As we wade through the vale of tears, with diminished trust funds and threatened bonuses, our standards certainly call for flexibility. “I’ll go through life either first class or third, but never second,” declared the urbane Noël Coward when the box office receipts were not up to snuff…and adjust we will.

But then, there is always “ultra” class. Let’s reflect with awe on the custom flying palace of Saudi Prince Alwaleed bin Talal bin Abdulaziz Al-Saud. The Airbus A380, which usually seats 600, will have its interior converted by British firm Design Q. There is the de rigueur onboard garage so that the prince can be driven right up to the threshold of the plane’s three-floor elevator. Also included in the $485 million price tag: a concert hall with a baby grand piano, five bedroom suites, a boardroom with a holograph projector and a full-size steam room…one can but dream.

Although London’s gloss shows a slight tarnish, I enjoyed a very full dance card. Ascot week rallied under radiant blue skies. Significantly fewer American faces in evidence in the Mayfair nightspots. A civilized dinner with Countess Bathurst at Mark’s Club, a riotous evening at Annabel’s with Baroness van Zuylen, a lunch at the celeb-filled Wolseley with Barry Humphries’ (aka Dame Edna) son, Oscar, cocktails at Sketch with Nathalie Hambro, a private drinks party at Partridge of Bond Street for Jasmine Horowitz and two days of Ascot racing from the royal enclosure with the ever-charming Egyptian oil player, Aziz Radwan.

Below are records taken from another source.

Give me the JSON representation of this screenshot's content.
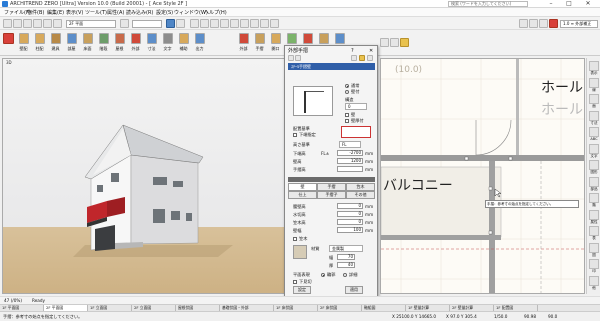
{
  "titlebar": {
    "title": "ARCHITREND ZERO [Ultra] Version 10.0 (Build 20001) - [ Ace Style 2F ]",
    "search_placeholder": "検索 (ワードを入力してください)",
    "minimize": "–",
    "maximize": "□",
    "close": "✕"
  },
  "menu": [
    "ファイル(F)",
    "物件(B)",
    "編集(E)",
    "表示(V)",
    "ツール(T)",
    "属性(A)",
    "読み込み(R)",
    "設定(S)",
    "ウィンドウ(W)",
    "ヘルプ(H)"
  ],
  "toolbar": {
    "floor_combo": "2F 平面",
    "layer_combo": "",
    "right_combo": "1.0 ≡ 外部補正"
  },
  "ribbon": [
    {
      "label": "壁配",
      "color": "#d7a95c"
    },
    {
      "label": "柱配",
      "color": "#d7a95c"
    },
    {
      "label": "建具",
      "color": "#b88a48"
    },
    {
      "label": "部屋",
      "color": "#5d8ec9"
    },
    {
      "label": "床面",
      "color": "#c8a05c"
    },
    {
      "label": "階段",
      "color": "#6d9d6a"
    },
    {
      "label": "屋根",
      "color": "#c86a4a"
    },
    {
      "label": "外部",
      "color": "#d04a3a"
    },
    {
      "label": "寸法",
      "color": "#5d8ec9"
    },
    {
      "label": "文字",
      "color": "#8d8d8d"
    },
    {
      "label": "補助",
      "color": "#d7a95c"
    },
    {
      "label": "出力",
      "color": "#5d8ec9"
    }
  ],
  "ribbon2": [
    {
      "label": "外部",
      "color": "#d04a3a"
    },
    {
      "label": "手摺",
      "color": "#c8a05c"
    },
    {
      "label": "開口",
      "color": "#d7a95c"
    },
    {
      "label": "付属",
      "color": "#7bb36a"
    },
    {
      "label": "外部",
      "color": "#d04a3a"
    },
    {
      "label": "屋外",
      "color": "#c8a05c"
    },
    {
      "label": "設備",
      "color": "#5d8ec9"
    }
  ],
  "view3d": {
    "label": "3D"
  },
  "dialog": {
    "title": "外部手摺",
    "help": "?",
    "close": "✕",
    "type_combo": "ｽﾁｰﾙ手摺壁",
    "radio_tsujo": "通常",
    "radio_tokui": "壁付",
    "kozo_label": "構造",
    "kozo_combo": "0",
    "chk_kabe": "壁",
    "chk_kabezuke": "壁厚付",
    "haichi_label": "配置基準",
    "chk_shitate": "下端指定",
    "kou_label": "高さ基準",
    "kou_combo": "FL",
    "shitahan_label": "下端高",
    "shitahan_prefix": "FL±",
    "shitahan_value": "-2700",
    "takasa_label": "壁高",
    "takasa_value": "1200",
    "tesuri_label": "手摺高",
    "tesuri_value": "",
    "unit": "mm",
    "tabs1": [
      "壁",
      "手摺",
      "笠木"
    ],
    "tabs2": [
      "仕上",
      "手摺子",
      "その他"
    ],
    "fields": [
      {
        "label": "腰壁高",
        "value": "0"
      },
      {
        "label": "水切高",
        "value": "0"
      },
      {
        "label": "笠木高",
        "value": "0"
      },
      {
        "label": "壁幅",
        "value": "100"
      }
    ],
    "chk_kasagi": "笠木",
    "zaishitsu_label": "材質",
    "zaishitsu_combo": "金属製",
    "haba_label": "幅",
    "haba_value": "70",
    "atsu_label": "厚",
    "atsu_value": "40",
    "hyomen_label": "平面表現",
    "hyomen_opt1": "輪郭",
    "hyomen_opt2": "詳細",
    "chk_shitamichi": "下見切",
    "bottom_btn1": "設定",
    "bottom_btn2": "適用",
    "bottom_tab1": "2D",
    "bottom_tab2": "手摺配置"
  },
  "plan": {
    "room1": "ホール",
    "room1b": "ホール",
    "balcony": "バルコニー",
    "tip": "手摺：参考寸の始点を指定してください。",
    "faded_dim": "(10.0)"
  },
  "rpanel": [
    {
      "label": "表示"
    },
    {
      "label": "線"
    },
    {
      "label": "面"
    },
    {
      "label": "寸法"
    },
    {
      "label": "ABC"
    },
    {
      "label": "文字"
    },
    {
      "label": "図形"
    },
    {
      "label": "部品"
    },
    {
      "label": "階"
    },
    {
      "label": "属性"
    },
    {
      "label": "表"
    },
    {
      "label": "図"
    },
    {
      "label": "印"
    },
    {
      "label": "他"
    }
  ],
  "pagebar": {
    "left": "47 (/0%)",
    "status": "Ready"
  },
  "tabs": [
    "1F 平面図",
    "2F 平面図",
    "1F 立面図",
    "2F 立面図",
    "屋根伏図",
    "基礎伏図・外部",
    "1F 床伏図",
    "2F 床伏図",
    "軸組図",
    "1F 壁量計算",
    "2F 壁量計算",
    "1F 配置図"
  ],
  "status": {
    "hint": "手摺：参考寸の始点を指定してください。",
    "coords": "X 25100.0  Y 14665.0",
    "zoom": "X 97.0  Y 305.4",
    "scale": "1/50.0",
    "num1": "90.98",
    "num2": "90.0"
  }
}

After 75 illustrious years, the Grosvenor House Art & Antiques fair sadly bit the dust…declining profits, increasing costs and having been somewhat eclipsed by burgeoning Olympia all forcing its demise. A new event is planned for next June, called Masterpiece 2010, according to chairman Simon Phillips, though a venue has yet to be established. With yet another end to an era of royal patronage, it was no wrench for the British Heritage Group to accept the resignation of Prince Charles. Long overdue, in the opinion of contemporary English architects whom he has held in chains for years. The last straw was HRH meddling with the Qatari royal family, which put the kibosh on Richard Rogers’s Chelsea Barracks project.

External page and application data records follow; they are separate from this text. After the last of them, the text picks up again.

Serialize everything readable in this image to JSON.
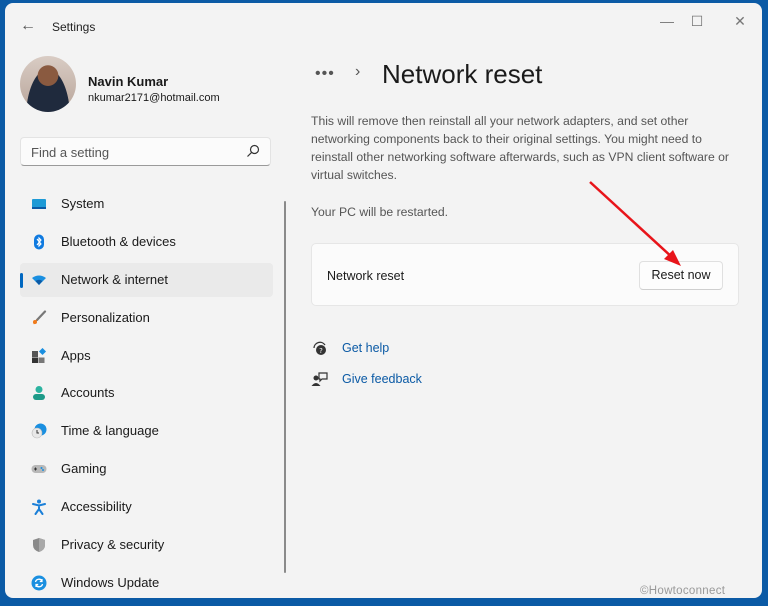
{
  "window": {
    "title": "Settings",
    "controls": {
      "minimize": "—",
      "maximize": "☐",
      "close": "✕"
    }
  },
  "user": {
    "name": "Navin Kumar",
    "email": "nkumar2171@hotmail.com"
  },
  "search": {
    "placeholder": "Find a setting"
  },
  "sidebar": {
    "items": [
      {
        "label": "System",
        "icon": "monitor-icon",
        "active": false
      },
      {
        "label": "Bluetooth & devices",
        "icon": "bluetooth-icon",
        "active": false
      },
      {
        "label": "Network & internet",
        "icon": "wifi-icon",
        "active": true
      },
      {
        "label": "Personalization",
        "icon": "brush-icon",
        "active": false
      },
      {
        "label": "Apps",
        "icon": "apps-icon",
        "active": false
      },
      {
        "label": "Accounts",
        "icon": "person-icon",
        "active": false
      },
      {
        "label": "Time & language",
        "icon": "globe-clock-icon",
        "active": false
      },
      {
        "label": "Gaming",
        "icon": "gamepad-icon",
        "active": false
      },
      {
        "label": "Accessibility",
        "icon": "accessibility-icon",
        "active": false
      },
      {
        "label": "Privacy & security",
        "icon": "shield-icon",
        "active": false
      },
      {
        "label": "Windows Update",
        "icon": "update-icon",
        "active": false
      }
    ]
  },
  "main": {
    "breadcrumb_more": "•••",
    "breadcrumb_sep": "›",
    "title": "Network reset",
    "description": "This will remove then reinstall all your network adapters, and set other networking components back to their original settings. You might need to reinstall other networking software afterwards, such as VPN client software or virtual switches.",
    "restart_note": "Your PC will be restarted.",
    "card": {
      "label": "Network reset",
      "button": "Reset now"
    },
    "links": [
      {
        "label": "Get help",
        "icon": "help-icon"
      },
      {
        "label": "Give feedback",
        "icon": "feedback-icon"
      }
    ]
  },
  "annotation": {
    "arrow_color": "#e8141a"
  },
  "watermark": "©Howtoconnect",
  "colors": {
    "accent": "#0067c0",
    "link": "#0b5aa5",
    "desktop": "#0b5aa5"
  }
}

How can we ignore the Pandora’s Box created by the Jackson Family following the King of Pop’s untimely demise? The inevitability of his doom continues to play out like a macabre Baptist revival. In death, he retains his title of King of the Billboard, with his iconic songs taking all top ten spots on the sales charts in the week following the wake.

Although indubitably a Stars & Stripes adoptee, I always spend my Fourth of July playing host to a group of chums abroad. This year I sprung for a Victorian castle in County Limerick, Ireland. Our well-fed butler, Mr. Butterworth, played along with the mad American posse as we hoisted Old Glory above the crenellated turrets for the seven days in residence. There were no extravagant New York fireworks, but the barbeque grills worked perfectly as the fog rolled in on the forbidding battlements.

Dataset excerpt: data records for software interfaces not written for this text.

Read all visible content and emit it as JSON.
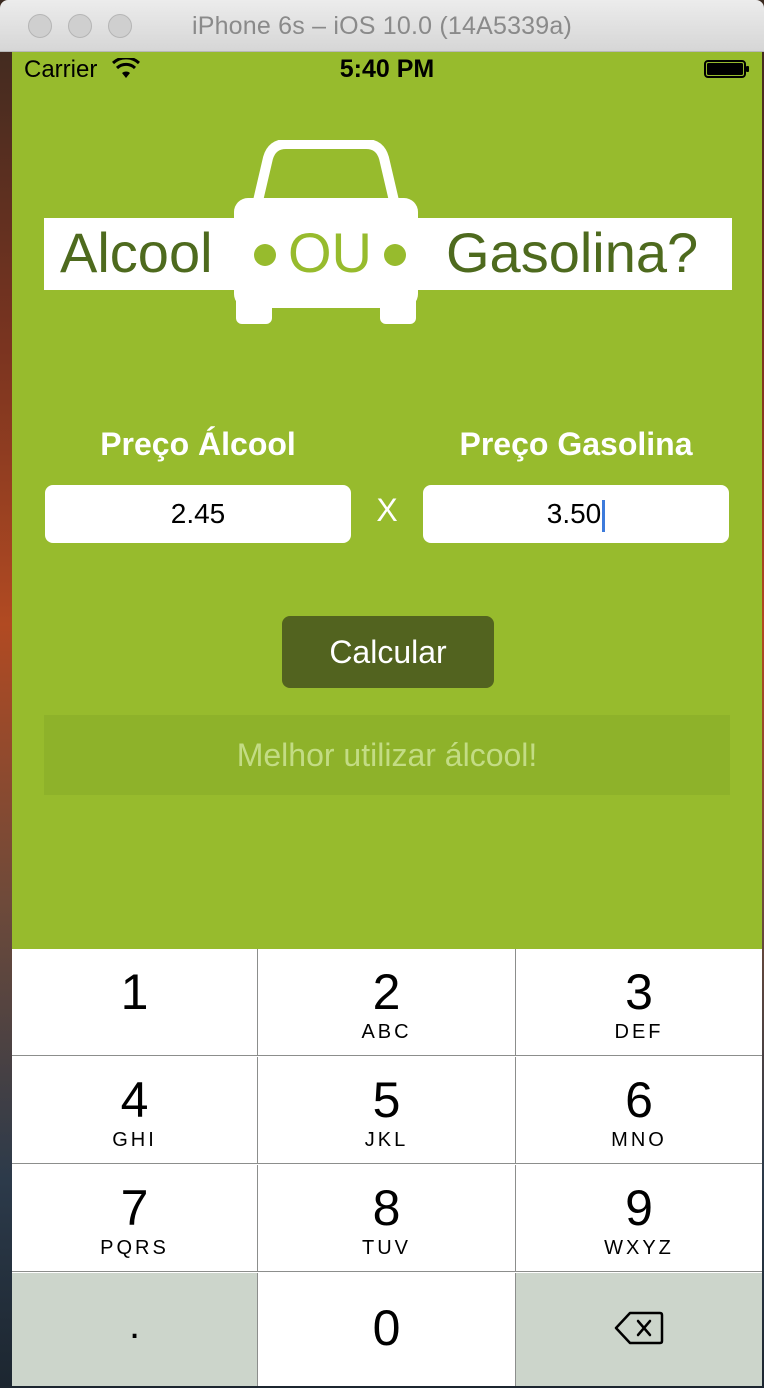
{
  "window": {
    "title": "iPhone 6s – iOS 10.0 (14A5339a)"
  },
  "statusbar": {
    "carrier": "Carrier",
    "time": "5:40 PM"
  },
  "logo": {
    "word_left": "Alcool",
    "word_middle": "OU",
    "word_right": "Gasolina?"
  },
  "form": {
    "alcool_label": "Preço Álcool",
    "alcool_value": "2.45",
    "separator": "X",
    "gasolina_label": "Preço Gasolina",
    "gasolina_value": "3.50",
    "calculate_label": "Calcular",
    "result_text": "Melhor utilizar álcool!"
  },
  "keypad": {
    "keys": [
      {
        "num": "1",
        "letters": ""
      },
      {
        "num": "2",
        "letters": "ABC"
      },
      {
        "num": "3",
        "letters": "DEF"
      },
      {
        "num": "4",
        "letters": "GHI"
      },
      {
        "num": "5",
        "letters": "JKL"
      },
      {
        "num": "6",
        "letters": "MNO"
      },
      {
        "num": "7",
        "letters": "PQRS"
      },
      {
        "num": "8",
        "letters": "TUV"
      },
      {
        "num": "9",
        "letters": "WXYZ"
      }
    ],
    "dot": ".",
    "zero": "0"
  },
  "colors": {
    "background": "#97bb2d",
    "button": "#52631f",
    "logo_text": "#4e6a1e",
    "result_text": "#c3dc84"
  }
}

Back stateside with our equally chilly and soggy start to summer, bucolic Whimsy Farm in Sagaponack was host to the God’s Love We Deliver Ninth Annual Midsummer Night’s Drinks. A few nights earlier, I had motored out to Fairfield, the 63-acre oceanfront estate of Ira & Ingeborg Rennert. They had graciously opened their 110,000-square-foot home to benefit Southampton Hospital. One hundred guests sat down to dinner in the palatial dining room. I enjoyed chatting with macho former Mayor Rudy Giuliani, who recently impressed the Watermill locals by telling a man harassing him in the street to “Get away from me, or I’ll kick your a**.” We do need our fearless leaders.

Diane von Furstenberg opened the doors of her chic Meatpacking District boutique to toast fellow perennial Gloria Vanderbilt’s current roman a clef. The slim volume of sexploits attracted a swank crowd, including a scantily clad Barbara Walters, Salman Rushdie, Fran Liebowitz, Barry Diller, Liz Smith, and a host of Hearst scribes. Let me not forget a hilarious evening at the Café Carlyle with unsinkable trouper Debbie Reynolds, and after her show with her close friend Liza Minnelli. What a treat…

Forgive this self-promotion, but our editors were kind enough to encourage a brief indulgence. Every now and again, I find myself overwhelmed by the generosity of friends. In the past few weeks, my client Don Ramon Emilio Jimenez hosted the launch of my new book, Ex Arte. The backdrop put at my disposal for this event was the breathtakingly glamorous digs of antique dealer extraordinaire Carlton Hobbs. Four hundred of my nearest and dearest rallied around.

One hopes the sentiments of these “true blue” in attendance will be echoed by a wider audience. As caustic Coward was quoted as saying, “I love criticism just so long as it’s unqualified praise.”

Enjoy what remains of our summer season…